“A Public Health War on Drugs”

Schmoke noted the importance of confronting opioid addiction as a public health issue, recalling a policy-shift that he championed while serving as the City’s Mayor. Schmoke said there should be a war on drugs, but it should be a public health war.

“Your Zip Code Shouldn’t Be Your Destiny”

On K-12 education, the former Mayor said that parents should have the right of school choice. If a school is not performing, a parent should not be forced to send her child there, he said. In response to a question about the State’s education funding following the Thornton Commission, he said, “Your zip code shouldn’t be your destiny.”

“The University for Baltimore”

As President of the University of Baltimore, part of Schmoke’s mission for the institution is that it serves the City. Not only the University of Baltimore, but the University for Baltimore, to improve the lives of City residents and enhance the City’s economic development.

Schmoke became state’s attorney for the City of Baltimore in 1982 and was elected mayor in 1987. During his tenure as Baltimore’s mayor, Schmoke initiated a number of innovative programs in housing, education, public health and economic development.

This special feature of MACo’s Conference will be aired on PAC-14 news.
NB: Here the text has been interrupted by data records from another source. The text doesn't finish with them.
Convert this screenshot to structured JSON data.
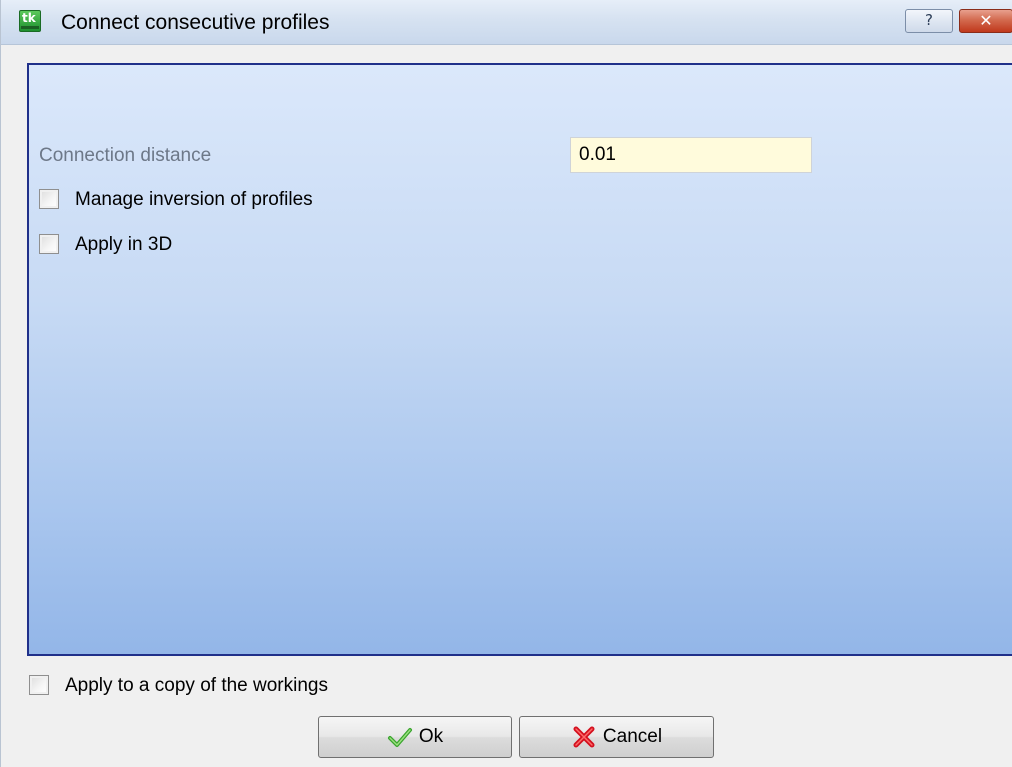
{
  "window": {
    "title": "Connect consecutive profiles",
    "help_glyph": "?",
    "close_glyph": "✕"
  },
  "app_icon": {
    "name": "app-icon",
    "glyph": "tk"
  },
  "form": {
    "connection_distance": {
      "label": "Connection distance",
      "value": "0.01"
    },
    "manage_inversion": {
      "label": "Manage inversion of profiles",
      "checked": false
    },
    "apply_3d": {
      "label": "Apply in 3D",
      "checked": false
    }
  },
  "footer": {
    "apply_copy": {
      "label": "Apply to a copy of the workings",
      "checked": false
    },
    "ok_label": "Ok",
    "cancel_label": "Cancel"
  },
  "icons": {
    "ok": "checkmark-icon",
    "cancel": "red-x-icon"
  },
  "colors": {
    "panel_border": "#20308a",
    "input_background": "#fffbdc",
    "check_green": "#3aa52e",
    "cancel_red": "#d4101e"
  }
}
Check back on Conduit Street for a link to the video.



Prisoners May Soon be Eligible for Federal Student Aid

Federal and state prisoners may soon be eligible for federal student aid if efforts to restore Pell Grants are successful. Attorney General Loretta E. Lynch and Secretary of Education Arne Duncan announced a potential pilot program last Friday at Goucher College’s Prison Education Partnership at the Maryland Correctional Institution. As reported in The Baltimore Sun:

Reps. Donna Edwards, D-Md., and Danny Davis, D-Ill., introduced legislation in May that would reinstate Pell Grant eligibility for federal and state prisoners. At the time, Edwards said it would go a long way to helping curb the nation’s high incarceration rate through education.

Congress passed legislation in 1994 banning government student aid to prisoners in federal or state institutions. By setting up the proposed “experimental sites,” the administration would be seeking to get around the ban with a pilot program.

The experimental sites section of the Higher Education Act of 1965 gives federal officials flexibility to test the effectiveness of temporary changes to the way federal student aid is distributed. The tests could give the Education Department data to support possible revisions to laws or regulations.

Advocates for expanding federal student aid to prisoners point to societal benefits. A 2013 Rand study found that inmates who took part in education programs behind bars had 43 percent lower odds of returning to prison than inmates who had not. Supporters say the correctional education programs are cost-effective compared with the costs of re-incarceration.

For more information read the full article in The Baltimore Sun.